Summer is here and that means it’s toxic algae season for Lake Erie. Harmful algae blooms have been making the lake green around the gills for the past several years. Last August, the cyanobacteria even contaminated Toledo's drinking water, leaving more than 400,000 people high and dry for two days.
And well, scientists from National Oceanic and Atmospheric Association say this summer will be another doozy. The agency’s seasonal forecast predicts that 2015 could be the second-worst year on record after 2011’s whopper. The bloom is likely to hit 8.7 out of 10 on the severity index, with a possible range between 8.1 and 9.5. (FYI, anything above 5 is considered particularly concerning.)
The blooms happen when heavy rains wash runoff from fertilizer, manure, and sewage into waterways.

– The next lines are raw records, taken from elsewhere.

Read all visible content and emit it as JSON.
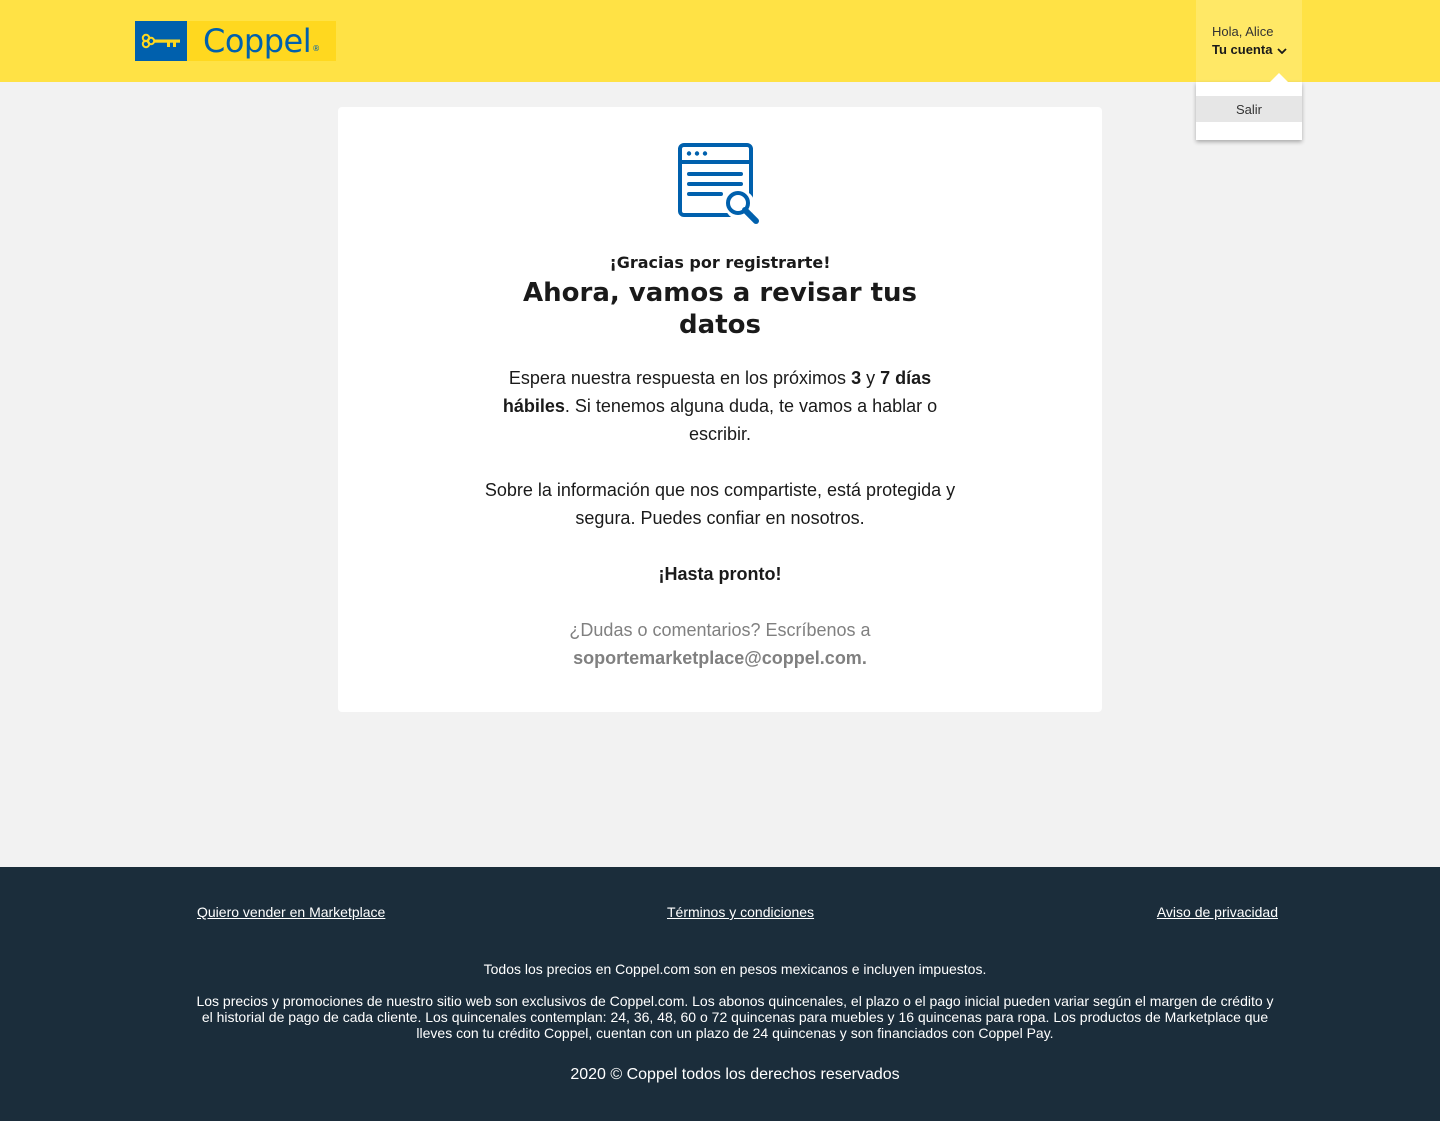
{
  "header": {
    "logo_text": "Coppel",
    "logo_mark": "®",
    "greeting": "Hola, Alice",
    "account_label": "Tu cuenta",
    "brand_yellow": "#ffe245",
    "brand_blue": "#0060ad"
  },
  "dropdown": {
    "items": [
      {
        "label": "Salir"
      }
    ]
  },
  "card": {
    "icon": "browser-search-icon",
    "thanks": "¡Gracias por registrarte!",
    "headline": "Ahora, vamos a revisar tus datos",
    "p1_a": "Espera nuestra respuesta en los próximos ",
    "p1_b": "3",
    "p1_c": " y ",
    "p1_d": "7 días hábiles",
    "p1_e": ". Si tenemos alguna duda, te vamos a hablar o escribir.",
    "p2": "Sobre la información que nos compartiste, está protegida y segura. Puedes confiar en nosotros.",
    "p3": "¡Hasta pronto!",
    "p4_a": "¿Dudas o comentarios? Escríbenos a ",
    "p4_email": "soportemarketplace@coppel.com."
  },
  "footer": {
    "links": [
      {
        "label": "Quiero vender en Marketplace"
      },
      {
        "label": "Términos y condiciones"
      },
      {
        "label": " Aviso de privacidad"
      }
    ],
    "prices_note": "Todos los precios en Coppel.com son en pesos mexicanos e incluyen impuestos.",
    "legal": "Los precios y promociones de nuestro sitio web son exclusivos de Coppel.com. Los abonos quincenales, el plazo o el pago inicial pueden variar según el margen de crédito y el historial de pago de cada cliente. Los quincenales contemplan: 24, 36, 48, 60 o 72 quincenas para muebles y 16 quincenas para ropa. Los productos de Marketplace que lleves con tu crédito Coppel, cuentan con un plazo de 24 quincenas y son financiados con Coppel Pay.",
    "copyright": "2020 © Coppel todos los derechos reservados",
    "background": "#1b2d3b"
  }
}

All that phosphorus has a Popeye-like effect on the algae, which reproduces rapidly, producing toxins that threaten swimmers. And when the bloom begins to decompose, it can suck the oxygen out of the water, killing aquatic life. Dead zones are no day at the beach, but we know how to help prevent them: Take it easy on the bloomin’ fertilizer already!
onEarth provides reporting and analysis about environmental science, policy, and culture. All opinions expressed are those of the authors and do not necessarily reflect the policies or positions of NRDC. Learn more or follow us on Facebook and Twitter.
Ugly, foul-smelling and sometimes toxic, algal blooms are becoming more common in freshwater ecosystems like rivers, lakes, ponds, and reservoirs. Here’s a look at how excess algae can impact the environment—and human health.